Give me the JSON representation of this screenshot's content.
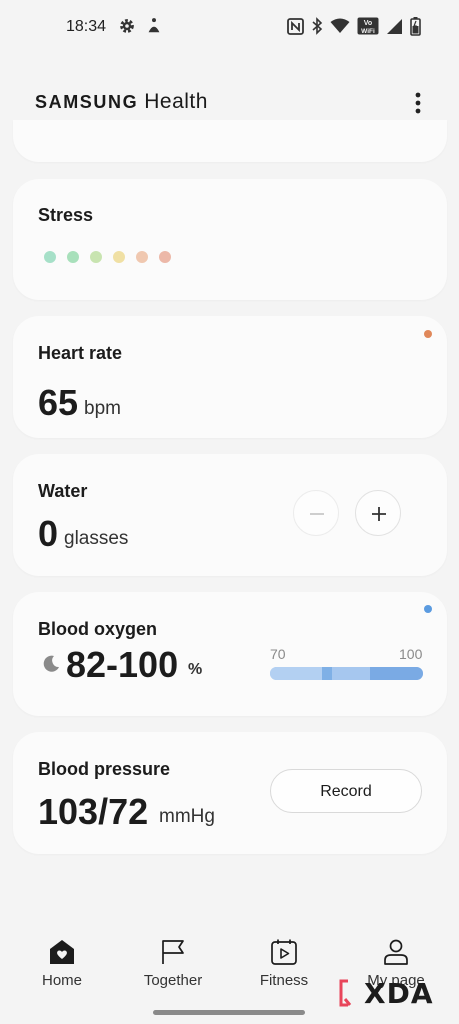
{
  "status_bar": {
    "time": "18:34",
    "icons": [
      "settings-icon",
      "accessibility-icon",
      "nfc-icon",
      "bluetooth-icon",
      "wifi-icon",
      "vowifi-icon",
      "cell-signal-icon",
      "battery-icon"
    ],
    "vowifi_top": "Vo",
    "vowifi_bottom": "WiFi"
  },
  "app_bar": {
    "brand": "SAMSUNG",
    "product": "Health",
    "menu_icon": "more-vert-icon"
  },
  "cards": {
    "stress": {
      "title": "Stress",
      "dot_colors": [
        "#a6e0c8",
        "#a8e0bb",
        "#c8e4b0",
        "#f0e0a4",
        "#f0c8b0",
        "#ecb8a8"
      ]
    },
    "heart_rate": {
      "title": "Heart rate",
      "value": "65",
      "unit": "bpm",
      "indicator_color": "#e0885a"
    },
    "water": {
      "title": "Water",
      "value": "0",
      "unit": "glasses",
      "decrement_icon": "minus-icon",
      "increment_icon": "plus-icon"
    },
    "blood_oxygen": {
      "title": "Blood oxygen",
      "value": "82-100",
      "unit": "%",
      "range_min": "70",
      "range_max": "100",
      "sleep_icon": "moon-icon",
      "indicator_color": "#5b9be0"
    },
    "blood_pressure": {
      "title": "Blood pressure",
      "value": "103/72",
      "unit": "mmHg",
      "record_label": "Record"
    }
  },
  "bottom_nav": [
    {
      "label": "Home",
      "icon": "home-heart-icon",
      "active": true
    },
    {
      "label": "Together",
      "icon": "flag-icon",
      "active": false
    },
    {
      "label": "Fitness",
      "icon": "calendar-play-icon",
      "active": false
    },
    {
      "label": "My page",
      "icon": "person-icon",
      "active": false
    }
  ],
  "watermark": {
    "text": "XDA"
  },
  "colors": {
    "background": "#f4f4f4",
    "card": "#fbfbfb",
    "text": "#1c1c1c",
    "heart_indicator": "#e0885a",
    "oxygen_indicator": "#5b9be0"
  }
}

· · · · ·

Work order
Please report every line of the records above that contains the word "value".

Task solution
      "value": "65",
      "value": "0",
      "value": "82-100",
      "value": "103/72",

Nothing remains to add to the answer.